Belgium gets a bad press. A small country—the size of Wales, with a population of just ten million—it rarely attracts foreign notice; when it does, the sentiment it arouses is usually scorn, sometimes distaste. Charles Baudelaire, who lived there briefly in the 1860s, devoted considerable splenetic attention to the country. His ruminations on Belgium and its people occupy 152 pages of the Oeuvres Complètes; Belgium, he concluded, is what France might have become had it been left in the hands of the bourgeoisie. Karl Marx, writing in a different key, dismissed Belgium as a paradise for capitalists. Many other exiles and émigrés have passed through the country; few have had much good to say of it.

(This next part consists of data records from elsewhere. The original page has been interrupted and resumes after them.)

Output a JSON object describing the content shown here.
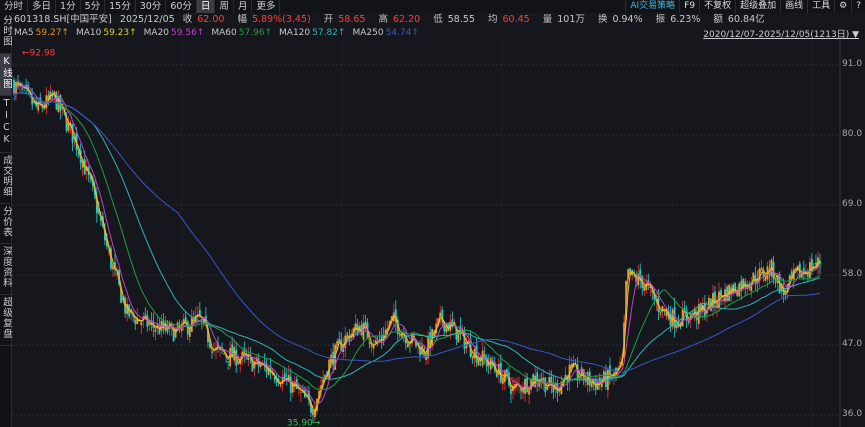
{
  "tabs": [
    "分时",
    "多日",
    "1分",
    "5分",
    "15分",
    "30分",
    "60分",
    "日",
    "周",
    "月",
    "更多"
  ],
  "active_tab": "日",
  "tools": [
    "AI交易策略",
    "F9",
    "不复权",
    "超级叠加",
    "画线",
    "工具"
  ],
  "tool_icons": [
    "gear-icon",
    "help-icon"
  ],
  "sidebar": [
    {
      "label": "分时图"
    },
    {
      "label": "K线图",
      "active": true
    },
    {
      "label": "TICK"
    },
    {
      "label": "成交明细"
    },
    {
      "label": "分价表"
    },
    {
      "label": "深度资料"
    },
    {
      "label": "超级复盘"
    }
  ],
  "quote": {
    "symbol": "601318.SH[中国平安]",
    "date": "2025/12/05",
    "close_label": "收",
    "close": "62.00",
    "change_label": "幅",
    "change": "5.89%(3.45)",
    "open_label": "开",
    "open": "58.65",
    "high_label": "高",
    "high": "62.20",
    "low_label": "低",
    "low": "58.55",
    "avg_label": "均",
    "avg": "60.45",
    "volume_label": "量",
    "volume": "101万",
    "turnover_label": "换",
    "turnover": "0.94%",
    "amplitude_label": "振",
    "amplitude": "6.23%",
    "amount_label": "额",
    "amount": "60.84亿"
  },
  "ma": [
    {
      "name": "MA5",
      "value": "59.27↑",
      "color": "#e8912a"
    },
    {
      "name": "MA10",
      "value": "59.23↑",
      "color": "#d6cf2e"
    },
    {
      "name": "MA20",
      "value": "59.56↑",
      "color": "#c63fd0"
    },
    {
      "name": "MA60",
      "value": "57.96↑",
      "color": "#1f9e45"
    },
    {
      "name": "MA120",
      "value": "57.82↑",
      "color": "#2fb3b8"
    },
    {
      "name": "MA250",
      "value": "54.74↑",
      "color": "#3a56c8"
    }
  ],
  "range": "2020/12/07-2025/12/05(1213日)",
  "chart_data": {
    "type": "candlestick",
    "ylim": [
      36,
      94
    ],
    "yticks": [
      "91.0",
      "80.0",
      "69.0",
      "58.0",
      "47.0",
      "36.0"
    ],
    "max_label": "92.98",
    "min_label": "35.90",
    "anchors": [
      [
        0,
        88
      ],
      [
        0.03,
        84
      ],
      [
        0.05,
        86
      ],
      [
        0.08,
        78
      ],
      [
        0.1,
        70
      ],
      [
        0.12,
        60
      ],
      [
        0.14,
        52
      ],
      [
        0.17,
        50
      ],
      [
        0.2,
        49
      ],
      [
        0.23,
        51
      ],
      [
        0.25,
        46
      ],
      [
        0.28,
        45
      ],
      [
        0.32,
        43
      ],
      [
        0.35,
        40
      ],
      [
        0.37,
        37
      ],
      [
        0.39,
        44
      ],
      [
        0.41,
        48
      ],
      [
        0.43,
        50
      ],
      [
        0.45,
        47
      ],
      [
        0.47,
        51
      ],
      [
        0.49,
        48
      ],
      [
        0.51,
        46
      ],
      [
        0.53,
        51
      ],
      [
        0.55,
        49
      ],
      [
        0.57,
        46
      ],
      [
        0.6,
        43
      ],
      [
        0.62,
        40
      ],
      [
        0.65,
        42
      ],
      [
        0.67,
        40
      ],
      [
        0.69,
        43
      ],
      [
        0.72,
        41
      ],
      [
        0.745,
        42
      ],
      [
        0.755,
        44
      ],
      [
        0.76,
        58
      ],
      [
        0.78,
        57
      ],
      [
        0.8,
        53
      ],
      [
        0.82,
        51
      ],
      [
        0.85,
        52
      ],
      [
        0.88,
        55
      ],
      [
        0.91,
        57
      ],
      [
        0.94,
        59
      ],
      [
        0.955,
        55
      ],
      [
        0.97,
        58
      ],
      [
        0.985,
        59
      ],
      [
        1,
        60
      ]
    ],
    "up_color": "#ff3030",
    "down_color": "#19d4d4"
  }
}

I am neither an exile nor an émigré, but I too had the occasion recently to spend an extended period in Belgium. Unlike most temporary visitors to the country, however, I was not in Brussels, but in a small Flemish village not far from Bruges; and in contrast to most of Belgium’s transitory foreign residents today I could claim at least a slender bond to the place since my father was born there, in Antwerp. Daily life in rural Flanders is uneventful, to say the least; it is only with time that you become aware of the uneasy, troubled soul of this little corner of the European Union. Belgium has much to commend it beyond the self-deprecatingly touted virtues of beer and waffles; but its salient quality today may be the illustration that this small country can furnish of the perils now facing states everywhere.
You do not have to be there for very long to be reminded that during the past decade Belgium has been a cornucopia of scandals. The latest of these, mass poisoning of the local food chain through the leakage of dioxin (a highly toxic substance) into chicken feed and pig swill, briefly emptied the village supermarkets last June—though English-speaking visitors were firmly assured that the health risks were negligible compared to those associated with British beef or genetically engineered American corn. But before dioxin Belgium had had other scandals: money laundering, graft and kickbacks in high places, political assassinations, kidnapping, pedophilia, child murder, police incompetence, and wholesale administrative corruption.
All of this has happened in a tiny, prosperous region of northwest Europe whose national capital is also the headquarters of “Europe” (whose bureaucracies are largely segregated from Belgium in an unsightly glass and concrete ghetto). But half the population of the country—the Dutch-speaking Flemings—have divided and federalized it to the point of near extinction, while the other half, the French-speaking Walloons, have no distinctive identity; not surprisingly, there have been suggestions that Belgium might do better just to melt away. Would it matter? Who would care?
Whether Belgium needs to exist is a vexed question, but its existence is more than a historical accident. The country was born in 1831 with the support of the Great Powers of the time—France …
This article is available to online subscribers only.
Please choose from one of the options below to access this article:
Purchase a print premium subscription (20 issues per year) and also receive online access to all all content on nybooks.com.
Purchase an Online Edition subscription and receive full access to all articles published by the Review since 1963.
Purchase a trial Online Edition subscription and receive unlimited access for one week to all the content on nybooks.com.